Start of Block

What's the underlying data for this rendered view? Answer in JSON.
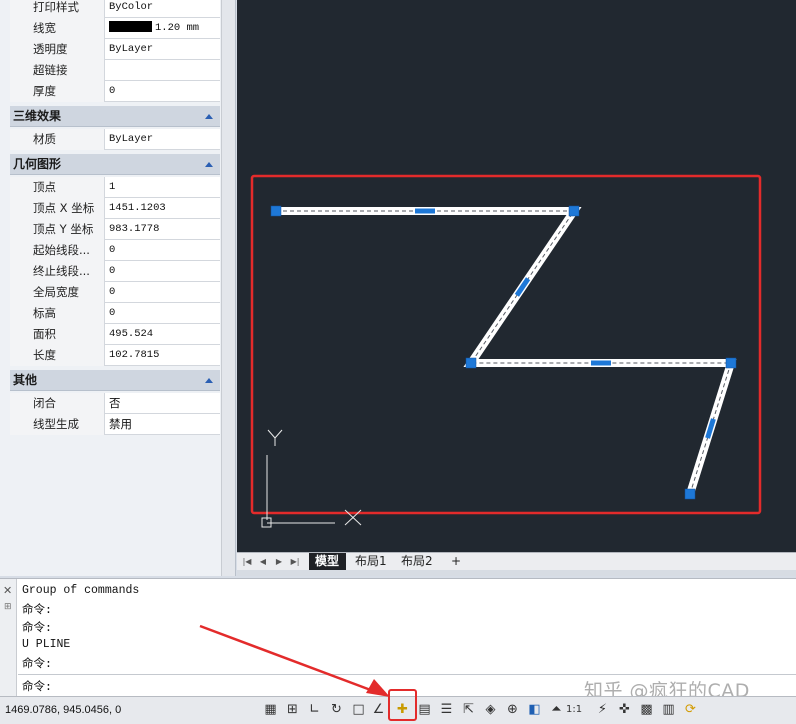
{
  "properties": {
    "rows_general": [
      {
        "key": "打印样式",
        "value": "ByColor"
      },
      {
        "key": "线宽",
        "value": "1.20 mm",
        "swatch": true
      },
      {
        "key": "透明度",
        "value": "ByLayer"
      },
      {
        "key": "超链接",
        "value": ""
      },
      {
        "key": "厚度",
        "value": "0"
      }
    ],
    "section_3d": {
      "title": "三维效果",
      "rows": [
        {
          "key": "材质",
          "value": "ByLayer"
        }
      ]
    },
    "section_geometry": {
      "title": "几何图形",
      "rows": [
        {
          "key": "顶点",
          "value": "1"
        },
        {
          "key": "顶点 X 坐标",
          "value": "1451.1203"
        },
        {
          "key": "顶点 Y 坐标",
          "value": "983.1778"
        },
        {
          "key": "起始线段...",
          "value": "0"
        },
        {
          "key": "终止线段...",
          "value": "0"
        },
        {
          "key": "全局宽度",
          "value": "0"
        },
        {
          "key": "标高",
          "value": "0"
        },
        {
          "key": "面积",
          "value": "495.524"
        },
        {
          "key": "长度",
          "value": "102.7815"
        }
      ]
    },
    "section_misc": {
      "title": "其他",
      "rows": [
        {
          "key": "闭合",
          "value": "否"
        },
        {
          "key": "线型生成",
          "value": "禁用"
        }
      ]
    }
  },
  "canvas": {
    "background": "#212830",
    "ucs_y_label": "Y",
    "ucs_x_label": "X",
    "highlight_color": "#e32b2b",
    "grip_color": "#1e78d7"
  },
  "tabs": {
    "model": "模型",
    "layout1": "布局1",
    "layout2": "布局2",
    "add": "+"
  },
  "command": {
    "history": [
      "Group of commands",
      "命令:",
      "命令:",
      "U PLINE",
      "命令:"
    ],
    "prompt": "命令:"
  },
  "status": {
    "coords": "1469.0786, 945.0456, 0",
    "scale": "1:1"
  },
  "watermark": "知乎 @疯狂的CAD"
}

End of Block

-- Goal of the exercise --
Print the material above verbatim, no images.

-- Output for this exercise --
What's the underlying data for this rendered view? Answer in JSON.
{
  "properties": {
    "rows_general": [
      {
        "key": "打印样式",
        "value": "ByColor"
      },
      {
        "key": "线宽",
        "value": "1.20 mm",
        "swatch": true
      },
      {
        "key": "透明度",
        "value": "ByLayer"
      },
      {
        "key": "超链接",
        "value": ""
      },
      {
        "key": "厚度",
        "value": "0"
      }
    ],
    "section_3d": {
      "title": "三维效果",
      "rows": [
        {
          "key": "材质",
          "value": "ByLayer"
        }
      ]
    },
    "section_geometry": {
      "title": "几何图形",
      "rows": [
        {
          "key": "顶点",
          "value": "1"
        },
        {
          "key": "顶点 X 坐标",
          "value": "1451.1203"
        },
        {
          "key": "顶点 Y 坐标",
          "value": "983.1778"
        },
        {
          "key": "起始线段...",
          "value": "0"
        },
        {
          "key": "终止线段...",
          "value": "0"
        },
        {
          "key": "全局宽度",
          "value": "0"
        },
        {
          "key": "标高",
          "value": "0"
        },
        {
          "key": "面积",
          "value": "495.524"
        },
        {
          "key": "长度",
          "value": "102.7815"
        }
      ]
    },
    "section_misc": {
      "title": "其他",
      "rows": [
        {
          "key": "闭合",
          "value": "否"
        },
        {
          "key": "线型生成",
          "value": "禁用"
        }
      ]
    }
  },
  "canvas": {
    "background": "#212830",
    "ucs_y_label": "Y",
    "ucs_x_label": "X",
    "highlight_color": "#e32b2b",
    "grip_color": "#1e78d7"
  },
  "tabs": {
    "model": "模型",
    "layout1": "布局1",
    "layout2": "布局2",
    "add": "+"
  },
  "command": {
    "history": [
      "Group of commands",
      "命令:",
      "命令:",
      "U PLINE",
      "命令:"
    ],
    "prompt": "命令:"
  },
  "status": {
    "coords": "1469.0786, 945.0456, 0",
    "scale": "1:1"
  },
  "watermark": "知乎 @疯狂的CAD"
}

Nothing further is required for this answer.